Anurag Thakur speech, leading ‘Goli Maaro’ vocalist, tests the limits of political language and speaks of hate in Indian politics. What to do in such cases is the jurisdiction of the police. This singing is clearly an incentive to violence, even murder. The police can therefore impose a co-lawsuit on these leaders Indeed, if senior Bharatiya Janata Party (BJP) leaders had appalled us, we would be deeply shaken to see a member of the Union Council of Ministers lead a crowd that he mumbled on Monday to “the traitors of the Country to shoot “.
A BJP candidate for the upcoming parliamentary elections in Delhi, Kapil Mishra, led a procession on December 21, 2019, in which a short version of this song was brought up. He was not sanctioned, although the Electoral Commission (EC) slapped him gently on the wrist due to his repeated instigation. It prohibited him from campaigning for the campaign for 48 hours from 5pm on Saturday (now expired) Delhi election was like a competition between India and Pakistan.
Minister of State for Finance Anurag Singh Thakur was the offensive leader on Monday and raised the chant during the campaign for a BJP candidate in Rithala, Delhi. Given the fact that a candidate for the elections survived practically unscathed after making fire statements in series, it is unclear what the EC Thakur can do. At best, it can keep him from banning the campaign, but that won’t likely cause him or the party much inconvenience.

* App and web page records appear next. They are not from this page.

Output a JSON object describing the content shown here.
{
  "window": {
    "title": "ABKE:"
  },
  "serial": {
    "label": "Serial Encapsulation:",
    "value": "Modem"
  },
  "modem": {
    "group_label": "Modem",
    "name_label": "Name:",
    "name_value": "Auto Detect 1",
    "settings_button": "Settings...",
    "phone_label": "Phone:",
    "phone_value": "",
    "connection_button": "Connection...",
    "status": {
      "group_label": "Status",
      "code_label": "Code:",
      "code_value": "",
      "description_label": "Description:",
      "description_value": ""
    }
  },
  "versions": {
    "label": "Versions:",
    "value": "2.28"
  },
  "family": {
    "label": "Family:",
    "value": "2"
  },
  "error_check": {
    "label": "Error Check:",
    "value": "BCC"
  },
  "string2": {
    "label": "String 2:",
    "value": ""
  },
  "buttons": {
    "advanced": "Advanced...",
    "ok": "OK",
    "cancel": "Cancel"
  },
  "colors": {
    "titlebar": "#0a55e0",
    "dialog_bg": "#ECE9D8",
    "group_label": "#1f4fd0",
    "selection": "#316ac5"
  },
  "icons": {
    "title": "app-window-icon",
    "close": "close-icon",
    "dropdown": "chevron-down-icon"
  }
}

Dilip Ghosh, the president of the West Bengal unit of the BJP, made a similar statement, which he declined after sparking an outcry. He announced on January 12 that people in West Bengal who destroyed state property during the protest against the 2019 Citizenship Amendment Act (CAA) and the National Register of Citizens (NCR) should be shot like dogs in Uttar Pradesh and Assam. Despite the criticism from members of his own party and a statement by the Uttar Pradesh government, he refused to revoke that she had not shot anyone.
What to do in such cases is the jurisdiction of the police. This song is clearly an incentive to violence, even murder. The police can therefore impose a co-lawsuit on these leaders. The Delhi police had actually submitted a first information report (FIR) against Mishra for the tweet “India-Pakistan”. At first glance, there is no reason not to submit FIRs against Mishra and Thakur for the “Shoot Them” slogans. Ghosh was booked by the West Bengal police.
The bigger point, however, is the phenomenon itself that senior BJP leaders make statements that they don’t dislike. Take the rhetorical trajectory that began with the phrase “Tukde, Tukde Gang”, which is dangerous, if completely empty. The sentence became more important in 2016 when the then president of the Jawaharlal Nehru University, Kanhaiya Kumar, and two other students were accused of “anti-national” slogans at an event they organized. Among other things, they were charged with sedition. In the absence of evidence, the cases against the three former students have weakened.
But these two phrases – “Tukde, Tukde Gang” and “Anti-National” – have become part of the BJP’s rhetorical arsenal. They are used arbitrarily to attack anyone who does not accept the maliciously exclusive and mostly ideological framework of the Rashtriya Swayamsevak Sangh (RSS) and its Parivar, which primarily includes the BJP, as unpatriotic and even treacherous.
For example, a number of leaders have branded the demonstrators who are now peacefully demonstrating in Delhi’s Shaheen Bagh, and numerous Shaheen Baghs across India. It was trade union law minister Ravi Shankar Prasad who last accused Shaheen Bagh demonstrators of being part of the Tukde-Tukde gang by default.
However, a significant part of the protesters in Shaheen Bagh and elsewhere are apolitical women who are participating in a protest for the first time in their lives because they sincerely fear that a toxic combination of CAA and NWR will also rob many Muslims, many poor and needy people Regardless of their denominational status and citizenship, they do great harm to constitutional democracy. this was anurag thakur speech.